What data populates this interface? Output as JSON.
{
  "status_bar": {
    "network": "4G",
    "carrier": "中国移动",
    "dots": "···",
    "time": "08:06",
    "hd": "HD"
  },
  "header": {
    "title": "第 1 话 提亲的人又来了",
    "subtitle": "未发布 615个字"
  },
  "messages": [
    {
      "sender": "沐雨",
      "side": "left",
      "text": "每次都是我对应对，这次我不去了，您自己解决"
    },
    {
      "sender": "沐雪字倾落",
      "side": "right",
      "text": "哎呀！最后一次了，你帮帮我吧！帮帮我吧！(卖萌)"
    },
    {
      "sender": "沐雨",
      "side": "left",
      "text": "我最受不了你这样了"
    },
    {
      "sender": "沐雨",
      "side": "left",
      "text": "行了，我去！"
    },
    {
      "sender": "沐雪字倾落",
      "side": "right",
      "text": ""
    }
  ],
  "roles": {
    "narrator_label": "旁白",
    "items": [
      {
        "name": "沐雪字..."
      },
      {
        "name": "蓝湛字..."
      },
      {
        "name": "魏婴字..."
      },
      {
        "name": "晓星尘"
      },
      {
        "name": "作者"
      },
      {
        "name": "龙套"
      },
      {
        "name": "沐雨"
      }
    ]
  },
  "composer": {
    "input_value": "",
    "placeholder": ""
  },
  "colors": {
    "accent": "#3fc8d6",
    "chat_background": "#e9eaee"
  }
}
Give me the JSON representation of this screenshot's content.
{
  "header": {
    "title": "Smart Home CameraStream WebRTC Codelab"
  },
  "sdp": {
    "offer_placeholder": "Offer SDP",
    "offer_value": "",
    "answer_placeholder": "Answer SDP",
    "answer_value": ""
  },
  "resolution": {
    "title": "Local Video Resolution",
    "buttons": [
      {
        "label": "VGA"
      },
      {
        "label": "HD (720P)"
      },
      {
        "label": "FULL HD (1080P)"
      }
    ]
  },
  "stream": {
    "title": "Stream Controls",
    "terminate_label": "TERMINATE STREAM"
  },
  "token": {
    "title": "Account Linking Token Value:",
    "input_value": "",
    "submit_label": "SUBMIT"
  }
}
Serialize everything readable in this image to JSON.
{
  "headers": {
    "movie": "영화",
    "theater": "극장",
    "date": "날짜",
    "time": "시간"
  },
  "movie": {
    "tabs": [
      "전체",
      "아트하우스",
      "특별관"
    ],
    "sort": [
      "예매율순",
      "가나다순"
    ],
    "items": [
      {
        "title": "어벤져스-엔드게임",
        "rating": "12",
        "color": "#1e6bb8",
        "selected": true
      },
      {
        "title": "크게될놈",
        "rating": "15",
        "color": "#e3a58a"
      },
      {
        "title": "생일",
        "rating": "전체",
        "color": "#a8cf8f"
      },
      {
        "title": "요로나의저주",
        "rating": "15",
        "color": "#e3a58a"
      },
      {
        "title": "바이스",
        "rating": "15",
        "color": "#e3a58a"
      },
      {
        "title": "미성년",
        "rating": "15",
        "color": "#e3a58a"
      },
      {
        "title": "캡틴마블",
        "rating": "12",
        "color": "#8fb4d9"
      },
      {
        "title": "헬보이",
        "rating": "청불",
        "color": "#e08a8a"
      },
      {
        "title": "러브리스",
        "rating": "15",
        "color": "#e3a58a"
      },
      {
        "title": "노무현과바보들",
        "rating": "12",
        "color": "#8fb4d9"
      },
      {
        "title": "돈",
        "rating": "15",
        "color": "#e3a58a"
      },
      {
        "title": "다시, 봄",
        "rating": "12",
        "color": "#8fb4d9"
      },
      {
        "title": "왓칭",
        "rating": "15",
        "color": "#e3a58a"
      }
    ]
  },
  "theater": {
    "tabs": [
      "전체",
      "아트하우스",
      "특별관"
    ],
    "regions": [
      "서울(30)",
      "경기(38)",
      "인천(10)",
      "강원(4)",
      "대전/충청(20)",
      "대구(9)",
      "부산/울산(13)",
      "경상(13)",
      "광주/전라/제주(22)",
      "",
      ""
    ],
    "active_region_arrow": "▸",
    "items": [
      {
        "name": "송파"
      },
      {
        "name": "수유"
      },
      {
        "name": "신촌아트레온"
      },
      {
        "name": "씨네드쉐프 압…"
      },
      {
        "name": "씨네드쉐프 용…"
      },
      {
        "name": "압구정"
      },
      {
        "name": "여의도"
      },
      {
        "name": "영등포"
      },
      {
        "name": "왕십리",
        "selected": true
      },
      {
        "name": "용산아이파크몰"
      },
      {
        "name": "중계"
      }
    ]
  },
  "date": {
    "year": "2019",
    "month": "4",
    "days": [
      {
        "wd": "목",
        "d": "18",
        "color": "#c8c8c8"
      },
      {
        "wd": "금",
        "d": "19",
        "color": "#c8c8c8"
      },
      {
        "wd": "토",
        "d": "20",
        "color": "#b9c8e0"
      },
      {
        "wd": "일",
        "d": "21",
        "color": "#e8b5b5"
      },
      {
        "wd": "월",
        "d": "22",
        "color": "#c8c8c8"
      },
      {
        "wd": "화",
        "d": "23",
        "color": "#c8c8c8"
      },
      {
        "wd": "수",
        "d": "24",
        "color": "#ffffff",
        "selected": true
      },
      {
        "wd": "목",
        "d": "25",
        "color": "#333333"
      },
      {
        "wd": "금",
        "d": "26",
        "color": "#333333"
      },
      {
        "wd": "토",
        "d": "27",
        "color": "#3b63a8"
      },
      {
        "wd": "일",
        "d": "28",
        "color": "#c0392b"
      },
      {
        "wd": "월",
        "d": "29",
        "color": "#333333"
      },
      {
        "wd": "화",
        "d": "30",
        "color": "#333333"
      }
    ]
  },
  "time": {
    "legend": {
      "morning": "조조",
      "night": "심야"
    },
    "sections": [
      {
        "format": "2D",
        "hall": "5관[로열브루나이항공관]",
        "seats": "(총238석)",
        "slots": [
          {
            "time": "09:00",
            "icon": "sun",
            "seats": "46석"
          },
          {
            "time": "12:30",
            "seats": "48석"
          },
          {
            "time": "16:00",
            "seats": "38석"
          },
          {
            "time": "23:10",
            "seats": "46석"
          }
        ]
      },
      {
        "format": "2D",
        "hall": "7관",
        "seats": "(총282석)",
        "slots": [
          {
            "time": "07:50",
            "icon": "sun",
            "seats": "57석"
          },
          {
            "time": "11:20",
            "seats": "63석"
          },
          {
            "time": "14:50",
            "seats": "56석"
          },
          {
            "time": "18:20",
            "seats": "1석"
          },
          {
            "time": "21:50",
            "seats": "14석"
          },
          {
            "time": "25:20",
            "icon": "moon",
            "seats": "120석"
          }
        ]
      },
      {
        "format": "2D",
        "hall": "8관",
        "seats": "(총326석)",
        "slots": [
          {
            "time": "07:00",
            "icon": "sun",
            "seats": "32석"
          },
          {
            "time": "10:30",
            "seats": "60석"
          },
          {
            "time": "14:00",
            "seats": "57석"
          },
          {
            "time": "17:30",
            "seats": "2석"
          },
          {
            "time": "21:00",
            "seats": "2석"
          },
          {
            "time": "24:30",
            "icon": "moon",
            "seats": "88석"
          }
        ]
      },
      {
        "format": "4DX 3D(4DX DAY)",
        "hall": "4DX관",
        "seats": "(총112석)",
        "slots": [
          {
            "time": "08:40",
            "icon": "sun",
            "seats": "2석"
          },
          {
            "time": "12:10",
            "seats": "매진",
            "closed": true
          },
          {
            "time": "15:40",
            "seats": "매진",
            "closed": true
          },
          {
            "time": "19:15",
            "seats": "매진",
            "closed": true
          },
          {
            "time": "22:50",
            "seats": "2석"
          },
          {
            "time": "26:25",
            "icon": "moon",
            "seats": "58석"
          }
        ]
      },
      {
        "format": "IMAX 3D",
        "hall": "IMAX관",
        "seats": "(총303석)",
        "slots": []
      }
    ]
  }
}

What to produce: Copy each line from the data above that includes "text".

Final answer:
      "text": "每次都是我对应对，这次我不去了，您自己解决"
      "text": "哎呀！最后一次了，你帮帮我吧！帮帮我吧！(卖萌)"
      "text": "我最受不了你这样了"
      "text": "行了，我去！"
      "text": ""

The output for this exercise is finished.